–so, many of us, myself included, automatically prescribed 3 weekly doses, or 7.2 million units. However subsequent data on seroreversion were not much better with this higher dose.
–is this study generalizable? And should we just follow the CDC guidelines (ie 1-shot of 2.4 million units of benzathine penicillin)? There are a few issues:
–really small numbers of patients overall, so above study was underpowered to detect clinically significant differences
–overall a pretty healthy group from CD4 perspective. They did comment that of the 17 patients with CD4 <200 at the time of the syphilis diagnosis, all 11 with 1-shot and 5 of 6 with 3 shots had appropriate serologic response
–but the questions remain: does this apply to those who are more immunocompromized (eg a patient with CD4=50)? or those with detectable viral loads (there was difference noted above, though not statistically significant in this small study)? Does short-term followup of the surrogate marker of RPR titers necessarily correspond to clinical efficacy in the longer-term? Could some of these patients (perhaps with lower CD4 counts) still infect others while their RPR more slowly responds? Should we look at CSF findings (perhaps a better marker of neurosyphilis) and potential long-term neurologic outcomes instead of RPR?

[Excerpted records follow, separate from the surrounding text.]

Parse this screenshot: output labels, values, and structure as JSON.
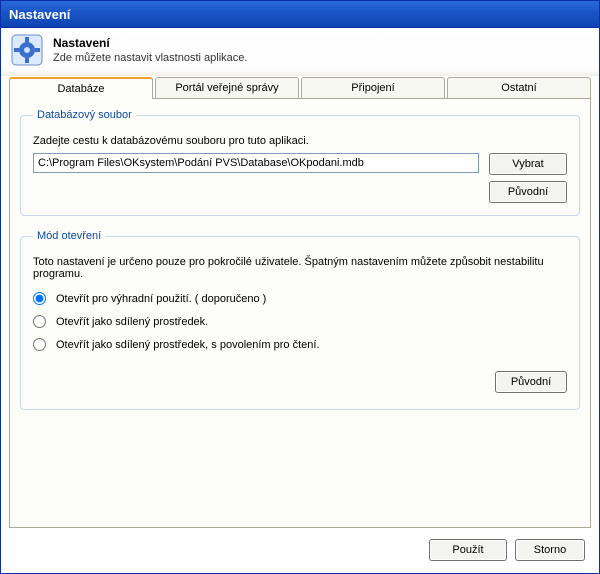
{
  "window": {
    "title": "Nastavení"
  },
  "header": {
    "title": "Nastavení",
    "subtitle": "Zde můžete nastavit vlastnosti aplikace.",
    "icon_name": "settings-icon"
  },
  "tabs": {
    "active_index": 0,
    "items": [
      {
        "label": "Databáze"
      },
      {
        "label": "Portál veřejné správy"
      },
      {
        "label": "Připojení"
      },
      {
        "label": "Ostatní"
      }
    ]
  },
  "db_group": {
    "legend": "Databázový soubor",
    "prompt": "Zadejte cestu k databázovému souboru pro tuto aplikaci.",
    "path": "C:\\Program Files\\OKsystem\\Podání PVS\\Database\\OKpodani.mdb",
    "browse_label": "Vybrat",
    "default_label": "Původní"
  },
  "mode_group": {
    "legend": "Mód otevření",
    "note": "Toto nastavení je určeno pouze pro pokročilé uživatele. Špatným nastavením můžete způsobit nestabilitu programu.",
    "options": [
      "Otevřít pro výhradní použití. ( doporučeno )",
      "Otevřít jako sdílený prostředek.",
      "Otevřít jako sdílený prostředek, s povolením pro čtení."
    ],
    "selected_index": 0,
    "default_label": "Původní"
  },
  "footer": {
    "apply_label": "Použít",
    "cancel_label": "Storno"
  }
}
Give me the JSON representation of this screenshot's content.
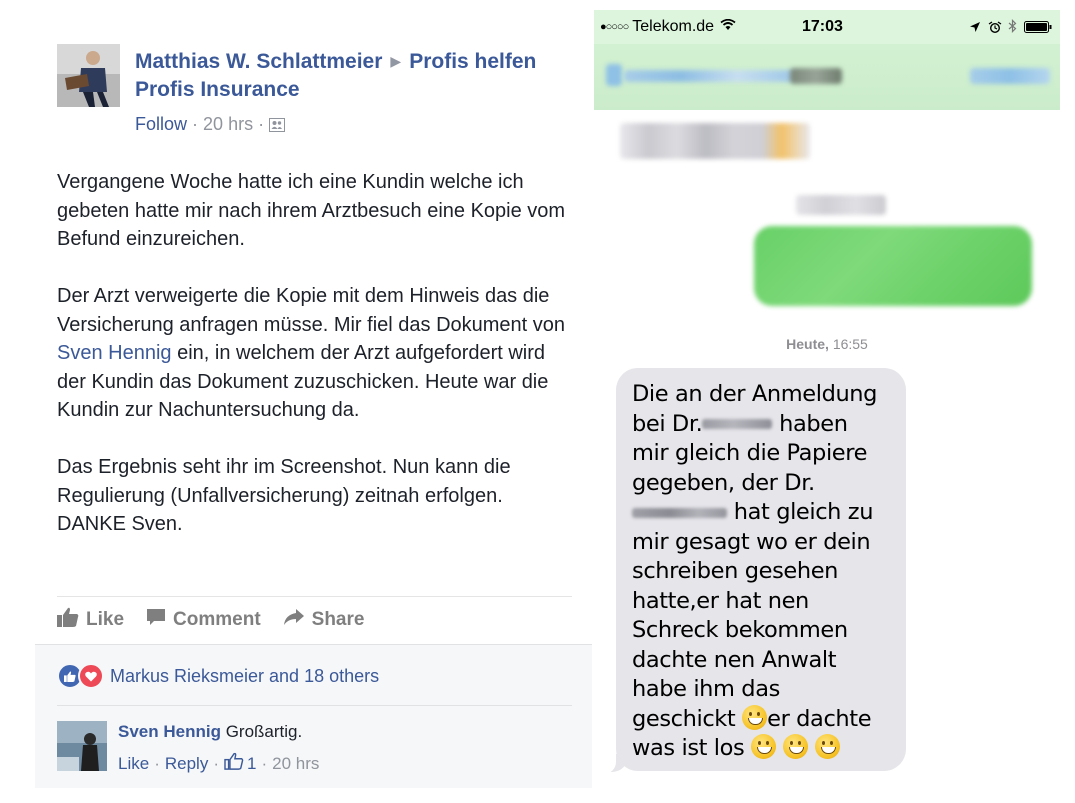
{
  "post": {
    "author": "Matthias W. Schlattmeier",
    "group_part1": "Profis helfen",
    "group_part2": "Profis Insurance",
    "follow": "Follow",
    "time": "20 hrs",
    "dot": "·",
    "paragraph1": "Vergangene Woche hatte ich eine Kundin welche ich gebeten hatte mir nach ihrem Arztbesuch eine Kopie vom Befund einzureichen.",
    "paragraph2_before": "Der Arzt verweigerte die Kopie mit dem Hinweis das die Versicherung anfragen müsse. Mir fiel das Dokument von ",
    "paragraph2_mention": "Sven Hennig",
    "paragraph2_after": " ein, in welchem der Arzt aufgefordert wird der Kundin das Dokument zuzuschicken. Heute war die Kundin zur Nachuntersuchung da.",
    "paragraph3": "Das Ergebnis seht ihr im Screenshot. Nun kann die Regulierung (Unfallversicherung) zeitnah erfolgen. DANKE Sven."
  },
  "actions": {
    "like": "Like",
    "comment": "Comment",
    "share": "Share"
  },
  "reactions": {
    "summary": "Markus Rieksmeier and 18 others"
  },
  "comment": {
    "author": "Sven Hennig",
    "text": "Großartig.",
    "like": "Like",
    "reply": "Reply",
    "like_count": "1",
    "time": "20 hrs",
    "dot": "·"
  },
  "phone": {
    "carrier": "Telekom.de",
    "signal_dots": "●○○○○",
    "time": "17:03",
    "timestamp_day": "Heute,",
    "timestamp_time": "16:55",
    "message": {
      "l1": "Die an der Anmeldung",
      "l2_a": "bei Dr.",
      "l2_b": "haben",
      "l3": "mir gleich die Papiere",
      "l4": "gegeben, der Dr.",
      "l5_b": "hat gleich zu",
      "l6": "mir gesagt wo er dein",
      "l7": "schreiben gesehen",
      "l8": "hatte,er hat nen",
      "l9": "Schreck bekommen",
      "l10": "dachte nen Anwalt",
      "l11": "habe ihm das",
      "l12_a": "geschickt",
      "l12_b": "er dachte",
      "l13": "was ist los"
    }
  }
}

So, my conclusions from this study:
— the big conclusion is that syphilis is increasing in MSM around the country, meaning that people seem to be less protected from the spread of other sexually-transmitted infections as well (eg HIV). And the syphilis/HIV coinfection rates are quite high: reported rates of 15.8% in Los Angeles and up to 47.4% in Philadelphia. Sounds like a potential public health (and individual) disaster waiting to happen…
— in terms of the appropriate treatment for syphilis, my guess is that the CDC guidelines are reasonable. But, given the dearth of clear data, my inclination would still be to use 7.2 million units (3 shots) in those more severely immunocompromised (eg CD4 under 200 or so ????, even more so if nonsuppressed HIV viral load). Would be great to have a larger study with more varied patients (different CD4 counts, viral loads, longer term followup including clinical outcomes, etc)